*** Data to process Section Begins ***
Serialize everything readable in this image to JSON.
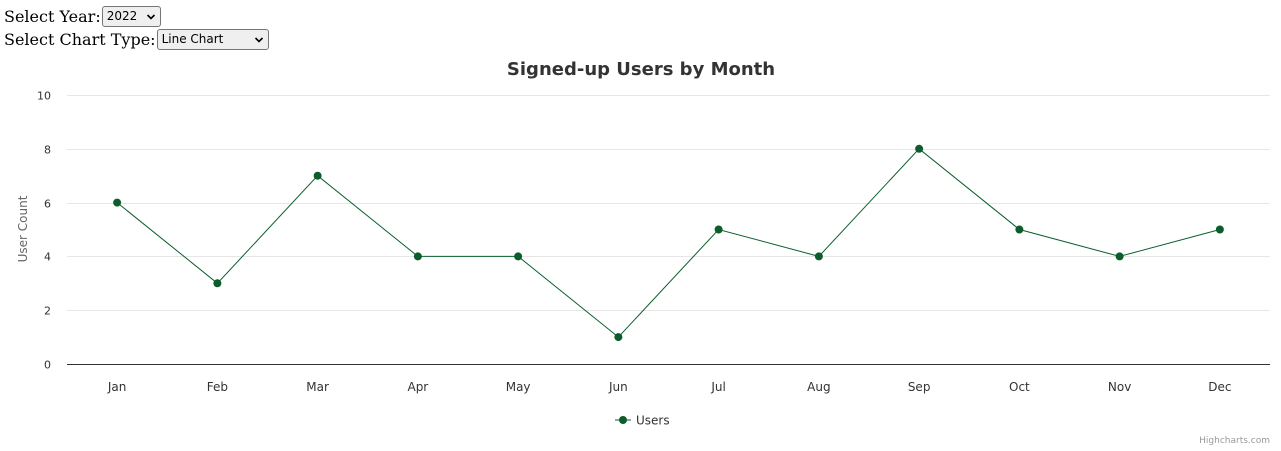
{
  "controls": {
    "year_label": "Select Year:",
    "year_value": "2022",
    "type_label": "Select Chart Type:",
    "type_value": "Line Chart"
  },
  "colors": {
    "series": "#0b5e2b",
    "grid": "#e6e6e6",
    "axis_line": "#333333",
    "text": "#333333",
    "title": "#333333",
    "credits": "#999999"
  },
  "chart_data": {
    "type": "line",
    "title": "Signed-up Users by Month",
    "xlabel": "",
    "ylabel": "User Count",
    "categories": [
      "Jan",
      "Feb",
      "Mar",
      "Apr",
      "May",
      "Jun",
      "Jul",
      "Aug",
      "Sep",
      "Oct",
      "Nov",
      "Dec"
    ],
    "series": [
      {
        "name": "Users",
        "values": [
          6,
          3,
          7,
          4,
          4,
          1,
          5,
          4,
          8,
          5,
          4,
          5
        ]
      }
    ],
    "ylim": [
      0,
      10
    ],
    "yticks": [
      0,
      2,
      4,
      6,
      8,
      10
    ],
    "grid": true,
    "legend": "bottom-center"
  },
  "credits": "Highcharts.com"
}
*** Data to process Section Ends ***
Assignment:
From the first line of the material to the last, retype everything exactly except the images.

Exercise solution:
Serialize everything readable in this image to JSON.
{
  "controls": {
    "year_label": "Select Year:",
    "year_value": "2022",
    "type_label": "Select Chart Type:",
    "type_value": "Line Chart"
  },
  "colors": {
    "series": "#0b5e2b",
    "grid": "#e6e6e6",
    "axis_line": "#333333",
    "text": "#333333",
    "title": "#333333",
    "credits": "#999999"
  },
  "chart_data": {
    "type": "line",
    "title": "Signed-up Users by Month",
    "xlabel": "",
    "ylabel": "User Count",
    "categories": [
      "Jan",
      "Feb",
      "Mar",
      "Apr",
      "May",
      "Jun",
      "Jul",
      "Aug",
      "Sep",
      "Oct",
      "Nov",
      "Dec"
    ],
    "series": [
      {
        "name": "Users",
        "values": [
          6,
          3,
          7,
          4,
          4,
          1,
          5,
          4,
          8,
          5,
          4,
          5
        ]
      }
    ],
    "ylim": [
      0,
      10
    ],
    "yticks": [
      0,
      2,
      4,
      6,
      8,
      10
    ],
    "grid": true,
    "legend": "bottom-center"
  },
  "credits": "Highcharts.com"
}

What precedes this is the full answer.